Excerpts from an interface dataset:

==========

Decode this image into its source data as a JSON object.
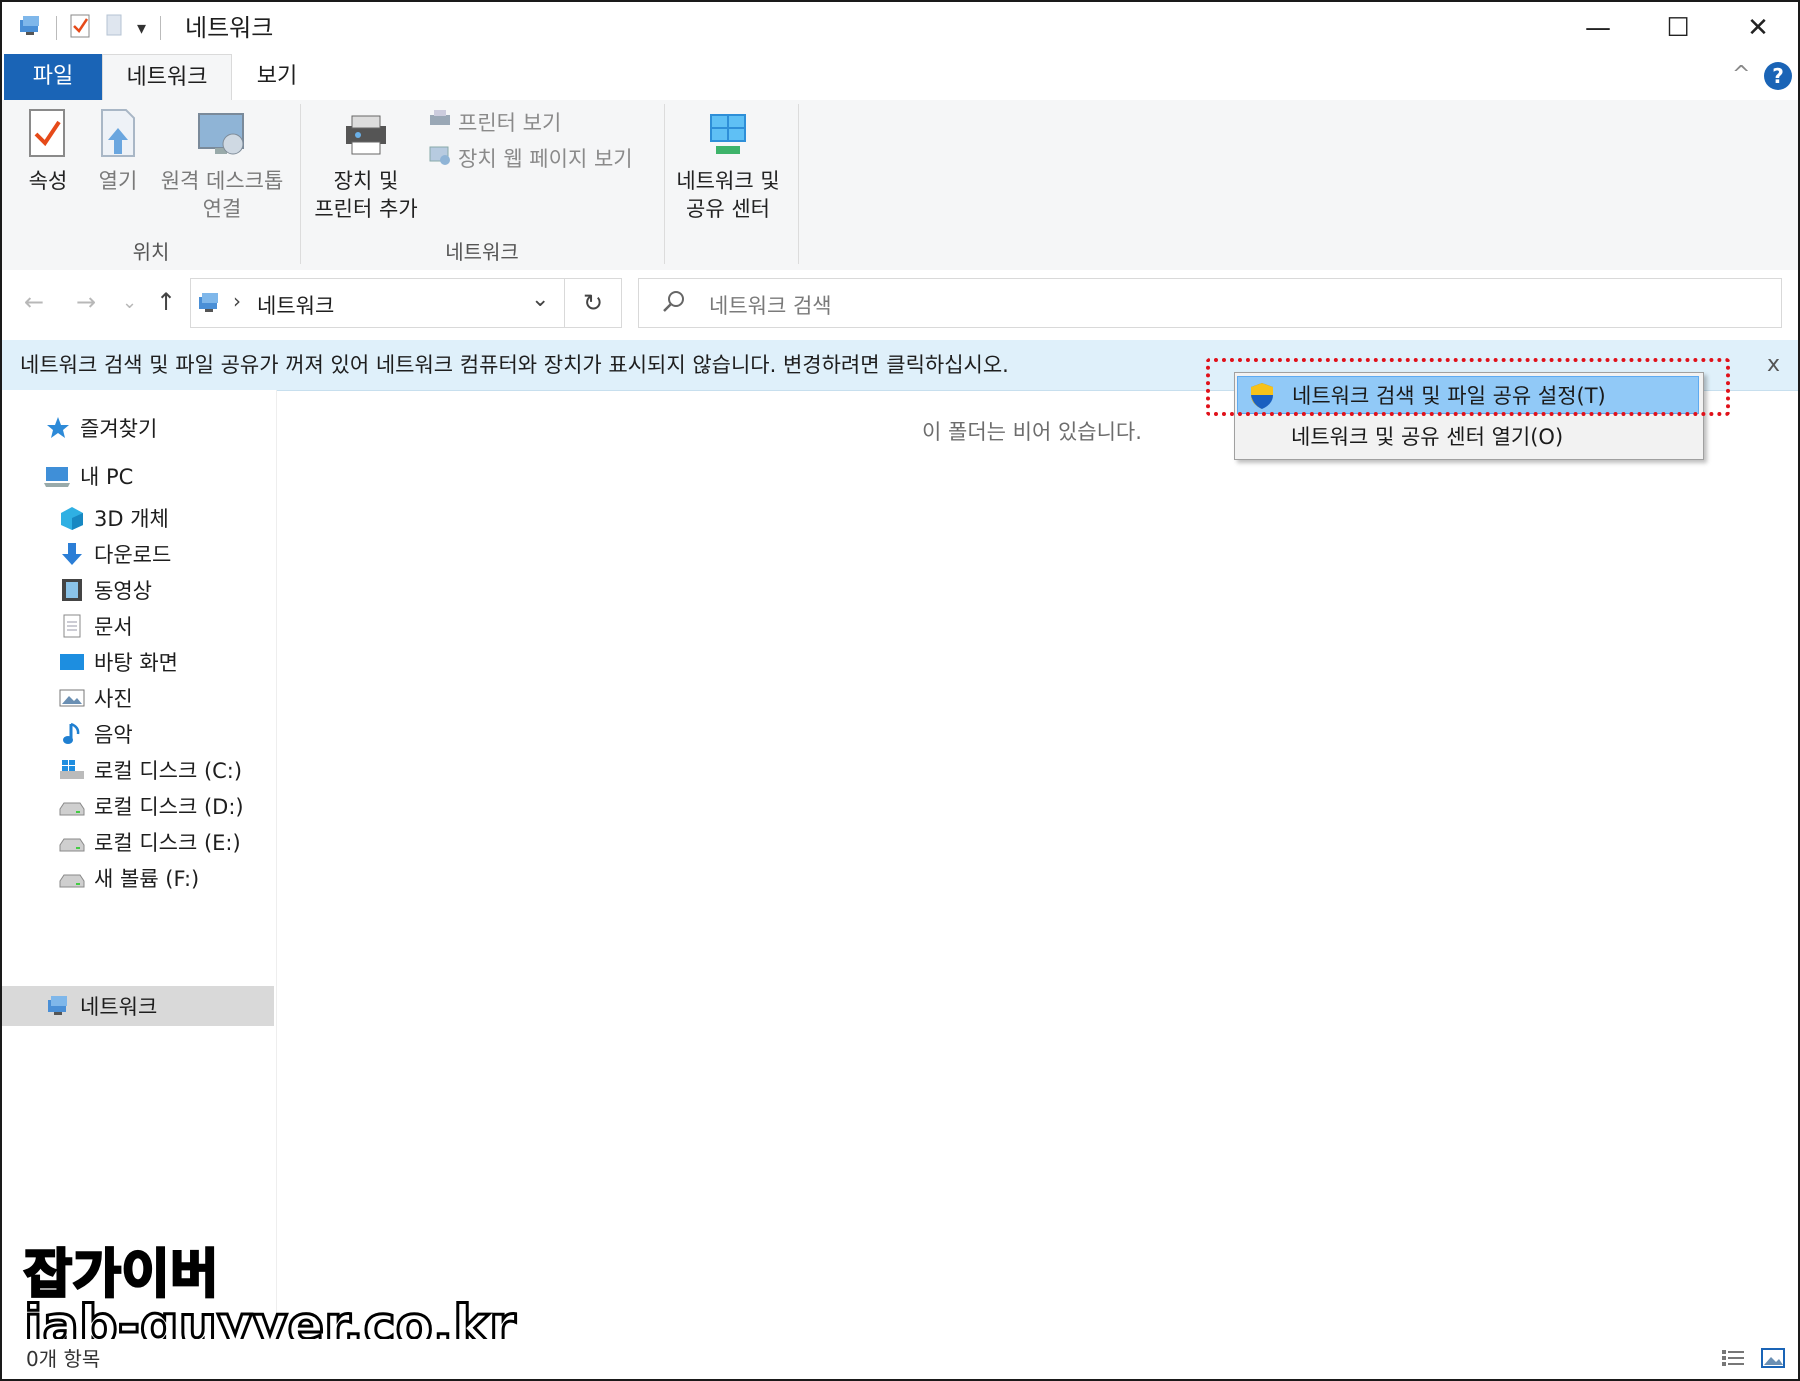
{
  "window": {
    "title": "네트워크",
    "qa_dropdown": "▾",
    "controls": {
      "minimize": "—",
      "maximize": "☐",
      "close": "✕"
    }
  },
  "ribbon_tabs": {
    "file": "파일",
    "network": "네트워크",
    "view": "보기",
    "collapse": "^",
    "help": "?"
  },
  "ribbon": {
    "properties": "속성",
    "open": "열기",
    "remote_desktop": [
      "원격 데스크톱",
      "연결"
    ],
    "add_devices": [
      "장치 및",
      "프린터 추가"
    ],
    "view_printers": "프린터 보기",
    "view_device_webpage": "장치 웹 페이지 보기",
    "network_center": [
      "네트워크 및",
      "공유 센터"
    ],
    "group_location": "위치",
    "group_network": "네트워크"
  },
  "navigation": {
    "back": "←",
    "forward": "→",
    "recent": "⌄",
    "up": "↑",
    "breadcrumb_sep": "›",
    "address": "네트워크",
    "address_dropdown": "⌄",
    "refresh": "↻",
    "search_placeholder": "네트워크 검색"
  },
  "infobar": {
    "message": "네트워크 검색 및 파일 공유가 꺼져 있어 네트워크 컴퓨터와 장치가 표시되지 않습니다. 변경하려면 클릭하십시오.",
    "close": "x"
  },
  "context_menu": {
    "items": [
      {
        "label": "네트워크 검색 및 파일 공유 설정(T)",
        "icon": "shield-icon",
        "highlighted": true
      },
      {
        "label": "네트워크 및 공유 센터 열기(O)",
        "icon": "",
        "highlighted": false
      }
    ]
  },
  "sidebar": {
    "favorites": "즐겨찾기",
    "this_pc": "내 PC",
    "items": [
      {
        "label": "3D 개체",
        "icon": "cube-icon"
      },
      {
        "label": "다운로드",
        "icon": "download-icon"
      },
      {
        "label": "동영상",
        "icon": "video-icon"
      },
      {
        "label": "문서",
        "icon": "document-icon"
      },
      {
        "label": "바탕 화면",
        "icon": "desktop-icon"
      },
      {
        "label": "사진",
        "icon": "picture-icon"
      },
      {
        "label": "음악",
        "icon": "music-icon"
      },
      {
        "label": "로컬 디스크 (C:)",
        "icon": "system-drive-icon"
      },
      {
        "label": "로컬 디스크 (D:)",
        "icon": "drive-icon"
      },
      {
        "label": "로컬 디스크 (E:)",
        "icon": "drive-icon"
      },
      {
        "label": "새 볼륨 (F:)",
        "icon": "drive-icon"
      }
    ],
    "network": "네트워크"
  },
  "content": {
    "empty_message": "이 폴더는 비어 있습니다."
  },
  "status": {
    "item_count": "0개 항목"
  },
  "watermark": {
    "line1": "잡가이버",
    "line2": "jab-guyver.co.kr"
  },
  "colors": {
    "file_tab": "#1a64b6",
    "infobar": "#dff0fa",
    "menu_highlight": "#91c9f7",
    "annotation": "#e0111a"
  }
}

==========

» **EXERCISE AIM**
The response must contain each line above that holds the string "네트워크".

» **RESULT**
    "title": "네트워크",
    "network": "네트워크",
      "네트워크 및",
    "group_network": "네트워크"
    "address": "네트워크",
    "search_placeholder": "네트워크 검색"
    "message": "네트워크 검색 및 파일 공유가 꺼져 있어 네트워크 컴퓨터와 장치가 표시되지 않습니다. 변경하려면 클릭하십시오.",
        "label": "네트워크 검색 및 파일 공유 설정(T)",
        "label": "네트워크 및 공유 센터 열기(O)",
    "network": "네트워크"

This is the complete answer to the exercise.